A new study in the journal Cancer shows that staging prostate cancer that has not metastasized beyond the prostate gland does predict the outcome, prognosis or risk of cancer recurrence after a radical prostatectomy. “This study confirms what many prostate cancer treatment surgeons have thought about staging – it’s irrelevant after prostate cancer surgery – something I strongly disagree with,” said Dr. David Samadi, a robotic surgery expert, as well as the Vice Chairman, Department of Urology, and Chief of Robotics and Minimally Invasive Surgery at The Mount Sinai Medical Center in New York City.
The study, which emanated from the University of California, San Francisco, was designed to prove how reliable the staging system was as well as what could account for the inaccuracy of prostate cancer staging when determining prognosis. It was found that in 35 percent of the nearly 4,000 cases, clinical stages of prostate cancer were assigned incorrectly, mostly due to overlooked results from prostate tests such as the transrectal ultrasound tests and biopsy results which were incorrectly measured in the staging process. However, even after these errors were resolved, researchers found no link between the stage and outcome after prostate removal surgery.
The study indicated that the PSA, Gleason score and other variables are more powerful prostate cancer screening indicators of recurrence than clinical staging. Researchers believe that these factors should be emphasized more heavily than clinical stage data. This information pleased Dr. Samadi, who uses a three-pronged diagnostic approach in prostate cancer treatment: the prostate-specific antigen (PSA), the digital rectal exam (DRE) and the Gleason score. Samadi, a prostate surgeon who is also a urologic oncologist, trained in open prostatectomy and laparoscopic prostatectomy, added, “I go above and beyond to consider the biopsy, the patient’s individual family history and risk factors.”
Dr. Samadi strongly believes that a prostatectomy, specifically a robotic prostatectomy, remains the best way to determine the grade and stage of the disease as well as post-surgical prostate cancer treatment options. “Pre-operative staging is not as accurate as the post-operative staging, which is why the only treatment that gives me the most accurate and final staging picture is complete removal of the prostate,” explained Samadi.
Dr. Samadi provided a clinical example of a patient with a low Gleason volume of 6, who would be a good candidate for watchful waiting (active surveillance) or seed implant.

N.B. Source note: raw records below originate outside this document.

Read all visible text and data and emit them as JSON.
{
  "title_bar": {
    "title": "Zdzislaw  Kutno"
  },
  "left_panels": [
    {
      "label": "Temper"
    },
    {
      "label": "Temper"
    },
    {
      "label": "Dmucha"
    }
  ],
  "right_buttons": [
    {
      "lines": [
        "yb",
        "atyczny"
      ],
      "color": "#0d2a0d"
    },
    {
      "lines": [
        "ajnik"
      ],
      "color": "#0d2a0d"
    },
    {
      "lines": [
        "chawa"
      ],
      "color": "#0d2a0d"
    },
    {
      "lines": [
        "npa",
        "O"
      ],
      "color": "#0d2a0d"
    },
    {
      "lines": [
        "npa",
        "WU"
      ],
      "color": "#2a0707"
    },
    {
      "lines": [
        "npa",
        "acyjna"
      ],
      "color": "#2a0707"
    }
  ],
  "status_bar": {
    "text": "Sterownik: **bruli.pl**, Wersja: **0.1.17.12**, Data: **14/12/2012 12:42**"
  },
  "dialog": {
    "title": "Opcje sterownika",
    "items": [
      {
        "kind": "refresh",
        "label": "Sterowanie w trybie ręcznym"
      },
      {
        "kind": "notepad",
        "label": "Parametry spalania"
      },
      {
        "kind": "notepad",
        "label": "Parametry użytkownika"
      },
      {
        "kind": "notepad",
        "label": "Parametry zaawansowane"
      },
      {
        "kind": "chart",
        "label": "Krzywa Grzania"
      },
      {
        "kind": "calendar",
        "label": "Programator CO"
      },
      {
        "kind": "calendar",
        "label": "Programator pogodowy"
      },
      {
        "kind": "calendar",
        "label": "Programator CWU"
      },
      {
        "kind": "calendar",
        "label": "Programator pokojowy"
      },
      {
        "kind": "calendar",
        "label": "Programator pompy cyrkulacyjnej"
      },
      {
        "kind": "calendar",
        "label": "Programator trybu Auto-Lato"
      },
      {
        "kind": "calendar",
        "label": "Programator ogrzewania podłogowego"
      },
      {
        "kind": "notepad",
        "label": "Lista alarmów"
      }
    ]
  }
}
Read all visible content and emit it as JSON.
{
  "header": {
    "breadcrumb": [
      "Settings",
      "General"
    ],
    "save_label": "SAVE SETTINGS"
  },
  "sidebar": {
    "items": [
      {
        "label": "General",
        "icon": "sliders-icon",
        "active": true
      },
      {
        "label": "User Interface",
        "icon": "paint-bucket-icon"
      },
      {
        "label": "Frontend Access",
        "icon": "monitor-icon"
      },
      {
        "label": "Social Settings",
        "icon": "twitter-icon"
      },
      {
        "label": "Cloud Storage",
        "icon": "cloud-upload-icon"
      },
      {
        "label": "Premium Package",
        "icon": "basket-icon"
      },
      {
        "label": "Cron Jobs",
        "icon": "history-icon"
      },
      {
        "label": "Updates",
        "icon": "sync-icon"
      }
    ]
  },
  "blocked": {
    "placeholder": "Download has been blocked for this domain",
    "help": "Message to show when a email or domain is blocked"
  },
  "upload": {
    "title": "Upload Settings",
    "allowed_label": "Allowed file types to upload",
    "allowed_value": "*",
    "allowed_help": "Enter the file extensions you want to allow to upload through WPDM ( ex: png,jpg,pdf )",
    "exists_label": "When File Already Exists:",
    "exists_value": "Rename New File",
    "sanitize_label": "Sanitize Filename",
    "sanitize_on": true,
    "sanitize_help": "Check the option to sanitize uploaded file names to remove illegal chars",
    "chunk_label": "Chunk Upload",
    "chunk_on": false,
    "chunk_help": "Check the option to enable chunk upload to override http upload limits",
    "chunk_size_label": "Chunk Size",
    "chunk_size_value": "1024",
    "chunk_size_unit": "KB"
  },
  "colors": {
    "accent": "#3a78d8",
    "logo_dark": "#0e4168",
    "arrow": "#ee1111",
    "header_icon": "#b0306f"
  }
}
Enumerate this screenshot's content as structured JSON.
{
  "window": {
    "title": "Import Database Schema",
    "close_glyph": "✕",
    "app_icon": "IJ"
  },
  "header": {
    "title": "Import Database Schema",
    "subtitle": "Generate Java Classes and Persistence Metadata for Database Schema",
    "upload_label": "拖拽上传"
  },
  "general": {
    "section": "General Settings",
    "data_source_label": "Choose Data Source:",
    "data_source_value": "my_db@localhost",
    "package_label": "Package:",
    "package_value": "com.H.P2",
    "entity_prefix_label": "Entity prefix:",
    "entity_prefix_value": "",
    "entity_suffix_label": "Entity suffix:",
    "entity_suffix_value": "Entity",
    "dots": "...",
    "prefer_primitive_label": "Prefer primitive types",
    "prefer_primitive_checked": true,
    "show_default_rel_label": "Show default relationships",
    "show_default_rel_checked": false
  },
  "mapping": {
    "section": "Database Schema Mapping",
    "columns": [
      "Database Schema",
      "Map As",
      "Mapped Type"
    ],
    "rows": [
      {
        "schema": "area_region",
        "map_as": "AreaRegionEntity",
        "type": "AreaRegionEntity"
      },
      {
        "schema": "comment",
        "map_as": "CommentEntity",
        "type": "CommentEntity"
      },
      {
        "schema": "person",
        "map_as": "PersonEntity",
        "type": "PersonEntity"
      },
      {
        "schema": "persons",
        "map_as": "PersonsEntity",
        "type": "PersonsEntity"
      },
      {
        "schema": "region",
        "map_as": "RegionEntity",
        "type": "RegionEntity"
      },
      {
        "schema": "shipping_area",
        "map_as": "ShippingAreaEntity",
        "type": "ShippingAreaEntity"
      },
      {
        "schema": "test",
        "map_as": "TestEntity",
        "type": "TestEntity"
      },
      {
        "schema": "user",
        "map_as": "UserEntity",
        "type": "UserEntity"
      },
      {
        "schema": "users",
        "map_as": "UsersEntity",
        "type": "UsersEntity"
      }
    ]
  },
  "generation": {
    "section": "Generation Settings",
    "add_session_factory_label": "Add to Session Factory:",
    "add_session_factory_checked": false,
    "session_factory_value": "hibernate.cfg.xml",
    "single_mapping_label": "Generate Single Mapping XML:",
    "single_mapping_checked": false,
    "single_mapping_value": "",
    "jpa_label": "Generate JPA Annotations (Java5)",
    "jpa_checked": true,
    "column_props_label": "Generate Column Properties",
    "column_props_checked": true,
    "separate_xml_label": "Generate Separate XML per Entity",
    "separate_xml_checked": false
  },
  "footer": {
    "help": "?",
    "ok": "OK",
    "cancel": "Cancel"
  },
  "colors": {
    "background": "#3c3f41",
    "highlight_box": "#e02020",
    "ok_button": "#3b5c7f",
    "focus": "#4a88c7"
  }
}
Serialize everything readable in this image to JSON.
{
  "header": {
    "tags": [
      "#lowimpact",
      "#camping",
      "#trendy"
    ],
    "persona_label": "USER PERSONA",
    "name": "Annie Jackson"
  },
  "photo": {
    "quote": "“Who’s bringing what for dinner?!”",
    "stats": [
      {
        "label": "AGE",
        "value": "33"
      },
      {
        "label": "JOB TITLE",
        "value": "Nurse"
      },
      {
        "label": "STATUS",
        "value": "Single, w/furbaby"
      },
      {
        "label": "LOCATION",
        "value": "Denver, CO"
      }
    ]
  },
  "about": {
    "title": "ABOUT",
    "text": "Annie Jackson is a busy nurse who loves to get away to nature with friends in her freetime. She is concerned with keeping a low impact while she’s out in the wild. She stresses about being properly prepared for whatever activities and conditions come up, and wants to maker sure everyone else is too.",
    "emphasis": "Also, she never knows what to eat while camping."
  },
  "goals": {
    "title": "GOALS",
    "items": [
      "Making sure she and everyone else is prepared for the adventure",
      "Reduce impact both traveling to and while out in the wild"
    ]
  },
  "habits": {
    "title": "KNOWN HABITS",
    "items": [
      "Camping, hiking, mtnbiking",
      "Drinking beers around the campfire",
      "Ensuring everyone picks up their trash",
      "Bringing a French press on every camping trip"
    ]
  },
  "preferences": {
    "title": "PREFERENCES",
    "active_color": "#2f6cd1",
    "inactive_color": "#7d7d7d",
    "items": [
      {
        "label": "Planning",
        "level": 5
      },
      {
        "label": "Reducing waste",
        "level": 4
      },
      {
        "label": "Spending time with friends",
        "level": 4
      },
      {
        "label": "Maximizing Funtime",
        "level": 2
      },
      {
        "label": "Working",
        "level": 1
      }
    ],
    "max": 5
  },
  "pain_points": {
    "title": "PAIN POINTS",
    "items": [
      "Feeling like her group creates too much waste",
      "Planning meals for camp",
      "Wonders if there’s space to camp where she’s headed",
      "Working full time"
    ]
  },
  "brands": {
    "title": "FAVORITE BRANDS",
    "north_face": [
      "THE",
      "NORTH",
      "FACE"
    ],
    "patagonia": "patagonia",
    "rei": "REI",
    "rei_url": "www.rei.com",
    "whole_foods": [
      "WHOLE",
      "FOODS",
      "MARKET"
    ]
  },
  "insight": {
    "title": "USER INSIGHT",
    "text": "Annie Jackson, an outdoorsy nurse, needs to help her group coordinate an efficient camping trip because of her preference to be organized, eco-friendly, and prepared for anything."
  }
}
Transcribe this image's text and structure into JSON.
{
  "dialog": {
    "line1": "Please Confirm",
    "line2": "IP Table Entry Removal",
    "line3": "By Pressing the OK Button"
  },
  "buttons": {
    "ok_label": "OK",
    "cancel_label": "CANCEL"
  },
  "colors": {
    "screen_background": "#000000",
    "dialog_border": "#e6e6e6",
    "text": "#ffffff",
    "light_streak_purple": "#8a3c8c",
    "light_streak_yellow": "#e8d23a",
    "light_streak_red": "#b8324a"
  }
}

However, when the prostate is removed, half of the gland has a Gleason score of 7. The reason for this is because random biopsies are not accurate cannot image the entire prostate well enough to give doctors accurate staging. “This is important information that a lot of patients are not aware of,” explained Samadi, “Usually, there is a 40 percent upgrading of the disease after the prostate removal.”
However, the clinical stage is still necessary for cancer of the prostate that has spread beyond the prostate gland. “Currently, what science lacks right now is an accurate prostate cancer imaging system and genetic screening test” said Samadi, “Which is why I rely on so many different indicators to make my prostate cancer treatment assessments.”Press Releases